▶

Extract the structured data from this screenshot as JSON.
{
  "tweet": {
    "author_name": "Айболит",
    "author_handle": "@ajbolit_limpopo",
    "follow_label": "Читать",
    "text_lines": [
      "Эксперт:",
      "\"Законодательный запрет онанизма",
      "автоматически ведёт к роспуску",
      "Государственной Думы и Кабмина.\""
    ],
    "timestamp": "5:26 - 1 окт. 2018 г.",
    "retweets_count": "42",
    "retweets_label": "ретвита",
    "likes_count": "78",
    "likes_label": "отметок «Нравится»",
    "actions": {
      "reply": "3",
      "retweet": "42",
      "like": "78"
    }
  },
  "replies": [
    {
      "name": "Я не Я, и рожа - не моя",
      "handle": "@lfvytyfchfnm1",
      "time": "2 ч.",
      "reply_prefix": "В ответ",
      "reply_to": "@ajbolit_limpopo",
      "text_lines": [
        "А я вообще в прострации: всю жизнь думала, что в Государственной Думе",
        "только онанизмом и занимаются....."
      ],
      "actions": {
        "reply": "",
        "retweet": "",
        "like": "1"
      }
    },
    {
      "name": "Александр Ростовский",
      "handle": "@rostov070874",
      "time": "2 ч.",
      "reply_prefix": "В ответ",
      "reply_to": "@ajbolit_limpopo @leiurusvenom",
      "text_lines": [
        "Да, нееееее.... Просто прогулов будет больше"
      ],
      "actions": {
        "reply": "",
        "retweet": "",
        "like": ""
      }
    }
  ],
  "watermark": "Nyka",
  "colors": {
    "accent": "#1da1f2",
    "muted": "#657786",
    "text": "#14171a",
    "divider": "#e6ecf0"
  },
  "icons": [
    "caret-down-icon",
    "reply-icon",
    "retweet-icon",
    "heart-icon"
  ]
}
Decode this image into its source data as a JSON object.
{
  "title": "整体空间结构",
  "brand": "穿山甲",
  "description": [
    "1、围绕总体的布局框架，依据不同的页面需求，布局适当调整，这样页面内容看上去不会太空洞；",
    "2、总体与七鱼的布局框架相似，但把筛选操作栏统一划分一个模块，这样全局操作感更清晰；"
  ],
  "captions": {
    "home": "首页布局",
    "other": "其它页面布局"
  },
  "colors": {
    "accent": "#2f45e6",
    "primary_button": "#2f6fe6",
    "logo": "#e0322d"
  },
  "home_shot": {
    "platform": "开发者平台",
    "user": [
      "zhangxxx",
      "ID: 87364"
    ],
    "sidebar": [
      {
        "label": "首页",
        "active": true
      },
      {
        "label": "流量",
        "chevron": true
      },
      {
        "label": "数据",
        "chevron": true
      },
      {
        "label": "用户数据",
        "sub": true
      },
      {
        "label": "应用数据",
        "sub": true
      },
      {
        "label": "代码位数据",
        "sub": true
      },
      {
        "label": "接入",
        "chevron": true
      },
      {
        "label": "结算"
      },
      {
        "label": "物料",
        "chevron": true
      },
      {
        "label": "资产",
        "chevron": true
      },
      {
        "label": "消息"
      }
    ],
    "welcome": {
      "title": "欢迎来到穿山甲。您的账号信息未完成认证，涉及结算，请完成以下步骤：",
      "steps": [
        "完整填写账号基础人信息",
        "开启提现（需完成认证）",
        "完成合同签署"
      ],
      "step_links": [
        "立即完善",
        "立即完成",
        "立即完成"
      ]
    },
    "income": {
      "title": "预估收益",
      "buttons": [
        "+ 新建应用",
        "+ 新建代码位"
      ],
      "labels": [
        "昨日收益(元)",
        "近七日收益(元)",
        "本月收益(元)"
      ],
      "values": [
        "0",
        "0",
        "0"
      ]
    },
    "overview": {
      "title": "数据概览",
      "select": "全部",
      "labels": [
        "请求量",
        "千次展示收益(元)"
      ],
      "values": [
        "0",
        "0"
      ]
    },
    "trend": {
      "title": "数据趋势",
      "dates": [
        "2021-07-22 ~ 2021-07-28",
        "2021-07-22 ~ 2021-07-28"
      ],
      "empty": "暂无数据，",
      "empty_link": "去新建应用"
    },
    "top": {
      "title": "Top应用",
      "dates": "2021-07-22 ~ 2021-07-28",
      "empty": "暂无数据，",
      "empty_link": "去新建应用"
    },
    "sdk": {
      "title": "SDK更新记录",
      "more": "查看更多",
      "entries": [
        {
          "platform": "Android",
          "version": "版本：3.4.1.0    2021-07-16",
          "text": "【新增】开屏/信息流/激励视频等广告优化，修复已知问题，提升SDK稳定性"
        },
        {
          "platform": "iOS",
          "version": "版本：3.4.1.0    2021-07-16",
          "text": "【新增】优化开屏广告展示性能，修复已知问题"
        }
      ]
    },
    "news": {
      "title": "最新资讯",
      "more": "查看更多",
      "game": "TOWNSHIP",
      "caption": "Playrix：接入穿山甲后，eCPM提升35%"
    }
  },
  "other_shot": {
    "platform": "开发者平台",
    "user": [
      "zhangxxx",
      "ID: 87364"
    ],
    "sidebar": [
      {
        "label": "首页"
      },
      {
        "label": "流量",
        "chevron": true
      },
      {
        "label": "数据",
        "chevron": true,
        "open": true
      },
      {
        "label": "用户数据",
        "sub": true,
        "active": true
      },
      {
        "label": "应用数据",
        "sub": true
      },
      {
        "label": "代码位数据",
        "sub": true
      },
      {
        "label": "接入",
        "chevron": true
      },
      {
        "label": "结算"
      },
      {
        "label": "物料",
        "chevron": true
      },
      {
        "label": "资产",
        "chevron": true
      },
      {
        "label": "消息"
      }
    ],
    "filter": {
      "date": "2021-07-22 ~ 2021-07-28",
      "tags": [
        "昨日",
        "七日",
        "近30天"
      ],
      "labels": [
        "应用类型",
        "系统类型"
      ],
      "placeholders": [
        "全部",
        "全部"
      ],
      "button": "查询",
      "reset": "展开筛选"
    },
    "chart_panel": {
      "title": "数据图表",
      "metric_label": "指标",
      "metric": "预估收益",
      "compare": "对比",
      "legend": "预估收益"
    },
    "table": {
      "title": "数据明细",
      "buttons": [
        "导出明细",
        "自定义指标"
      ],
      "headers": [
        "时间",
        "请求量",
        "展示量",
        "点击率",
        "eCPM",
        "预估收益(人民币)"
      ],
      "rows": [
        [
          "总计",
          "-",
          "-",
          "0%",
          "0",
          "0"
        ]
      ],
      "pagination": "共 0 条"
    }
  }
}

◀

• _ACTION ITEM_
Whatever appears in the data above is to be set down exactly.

• _RESULT_
Extract the structured data from this screenshot as JSON.
{
  "tweet": {
    "author_name": "Айболит",
    "author_handle": "@ajbolit_limpopo",
    "follow_label": "Читать",
    "text_lines": [
      "Эксперт:",
      "\"Законодательный запрет онанизма",
      "автоматически ведёт к роспуску",
      "Государственной Думы и Кабмина.\""
    ],
    "timestamp": "5:26 - 1 окт. 2018 г.",
    "retweets_count": "42",
    "retweets_label": "ретвита",
    "likes_count": "78",
    "likes_label": "отметок «Нравится»",
    "actions": {
      "reply": "3",
      "retweet": "42",
      "like": "78"
    }
  },
  "replies": [
    {
      "name": "Я не Я, и рожа - не моя",
      "handle": "@lfvytyfchfnm1",
      "time": "2 ч.",
      "reply_prefix": "В ответ",
      "reply_to": "@ajbolit_limpopo",
      "text_lines": [
        "А я вообще в прострации: всю жизнь думала, что в Государственной Думе",
        "только онанизмом и занимаются....."
      ],
      "actions": {
        "reply": "",
        "retweet": "",
        "like": "1"
      }
    },
    {
      "name": "Александр Ростовский",
      "handle": "@rostov070874",
      "time": "2 ч.",
      "reply_prefix": "В ответ",
      "reply_to": "@ajbolit_limpopo @leiurusvenom",
      "text_lines": [
        "Да, нееееее.... Просто прогулов будет больше"
      ],
      "actions": {
        "reply": "",
        "retweet": "",
        "like": ""
      }
    }
  ],
  "watermark": "Nyka",
  "colors": {
    "accent": "#1da1f2",
    "muted": "#657786",
    "text": "#14171a",
    "divider": "#e6ecf0"
  },
  "icons": [
    "caret-down-icon",
    "reply-icon",
    "retweet-icon",
    "heart-icon"
  ]
}
Decode this image into its source data as a JSON object.
{
  "title": "整体空间结构",
  "brand": "穿山甲",
  "description": [
    "1、围绕总体的布局框架，依据不同的页面需求，布局适当调整，这样页面内容看上去不会太空洞；",
    "2、总体与七鱼的布局框架相似，但把筛选操作栏统一划分一个模块，这样全局操作感更清晰；"
  ],
  "captions": {
    "home": "首页布局",
    "other": "其它页面布局"
  },
  "colors": {
    "accent": "#2f45e6",
    "primary_button": "#2f6fe6",
    "logo": "#e0322d"
  },
  "home_shot": {
    "platform": "开发者平台",
    "user": [
      "zhangxxx",
      "ID: 87364"
    ],
    "sidebar": [
      {
        "label": "首页",
        "active": true
      },
      {
        "label": "流量",
        "chevron": true
      },
      {
        "label": "数据",
        "chevron": true
      },
      {
        "label": "用户数据",
        "sub": true
      },
      {
        "label": "应用数据",
        "sub": true
      },
      {
        "label": "代码位数据",
        "sub": true
      },
      {
        "label": "接入",
        "chevron": true
      },
      {
        "label": "结算"
      },
      {
        "label": "物料",
        "chevron": true
      },
      {
        "label": "资产",
        "chevron": true
      },
      {
        "label": "消息"
      }
    ],
    "welcome": {
      "title": "欢迎来到穿山甲。您的账号信息未完成认证，涉及结算，请完成以下步骤：",
      "steps": [
        "完整填写账号基础人信息",
        "开启提现（需完成认证）",
        "完成合同签署"
      ],
      "step_links": [
        "立即完善",
        "立即完成",
        "立即完成"
      ]
    },
    "income": {
      "title": "预估收益",
      "buttons": [
        "+ 新建应用",
        "+ 新建代码位"
      ],
      "labels": [
        "昨日收益(元)",
        "近七日收益(元)",
        "本月收益(元)"
      ],
      "values": [
        "0",
        "0",
        "0"
      ]
    },
    "overview": {
      "title": "数据概览",
      "select": "全部",
      "labels": [
        "请求量",
        "千次展示收益(元)"
      ],
      "values": [
        "0",
        "0"
      ]
    },
    "trend": {
      "title": "数据趋势",
      "dates": [
        "2021-07-22 ~ 2021-07-28",
        "2021-07-22 ~ 2021-07-28"
      ],
      "empty": "暂无数据，",
      "empty_link": "去新建应用"
    },
    "top": {
      "title": "Top应用",
      "dates": "2021-07-22 ~ 2021-07-28",
      "empty": "暂无数据，",
      "empty_link": "去新建应用"
    },
    "sdk": {
      "title": "SDK更新记录",
      "more": "查看更多",
      "entries": [
        {
          "platform": "Android",
          "version": "版本：3.4.1.0    2021-07-16",
          "text": "【新增】开屏/信息流/激励视频等广告优化，修复已知问题，提升SDK稳定性"
        },
        {
          "platform": "iOS",
          "version": "版本：3.4.1.0    2021-07-16",
          "text": "【新增】优化开屏广告展示性能，修复已知问题"
        }
      ]
    },
    "news": {
      "title": "最新资讯",
      "more": "查看更多",
      "game": "TOWNSHIP",
      "caption": "Playrix：接入穿山甲后，eCPM提升35%"
    }
  },
  "other_shot": {
    "platform": "开发者平台",
    "user": [
      "zhangxxx",
      "ID: 87364"
    ],
    "sidebar": [
      {
        "label": "首页"
      },
      {
        "label": "流量",
        "chevron": true
      },
      {
        "label": "数据",
        "chevron": true,
        "open": true
      },
      {
        "label": "用户数据",
        "sub": true,
        "active": true
      },
      {
        "label": "应用数据",
        "sub": true
      },
      {
        "label": "代码位数据",
        "sub": true
      },
      {
        "label": "接入",
        "chevron": true
      },
      {
        "label": "结算"
      },
      {
        "label": "物料",
        "chevron": true
      },
      {
        "label": "资产",
        "chevron": true
      },
      {
        "label": "消息"
      }
    ],
    "filter": {
      "date": "2021-07-22 ~ 2021-07-28",
      "tags": [
        "昨日",
        "七日",
        "近30天"
      ],
      "labels": [
        "应用类型",
        "系统类型"
      ],
      "placeholders": [
        "全部",
        "全部"
      ],
      "button": "查询",
      "reset": "展开筛选"
    },
    "chart_panel": {
      "title": "数据图表",
      "metric_label": "指标",
      "metric": "预估收益",
      "compare": "对比",
      "legend": "预估收益"
    },
    "table": {
      "title": "数据明细",
      "buttons": [
        "导出明细",
        "自定义指标"
      ],
      "headers": [
        "时间",
        "请求量",
        "展示量",
        "点击率",
        "eCPM",
        "预估收益(人民币)"
      ],
      "rows": [
        [
          "总计",
          "-",
          "-",
          "0%",
          "0",
          "0"
        ]
      ],
      "pagination": "共 0 条"
    }
  }
}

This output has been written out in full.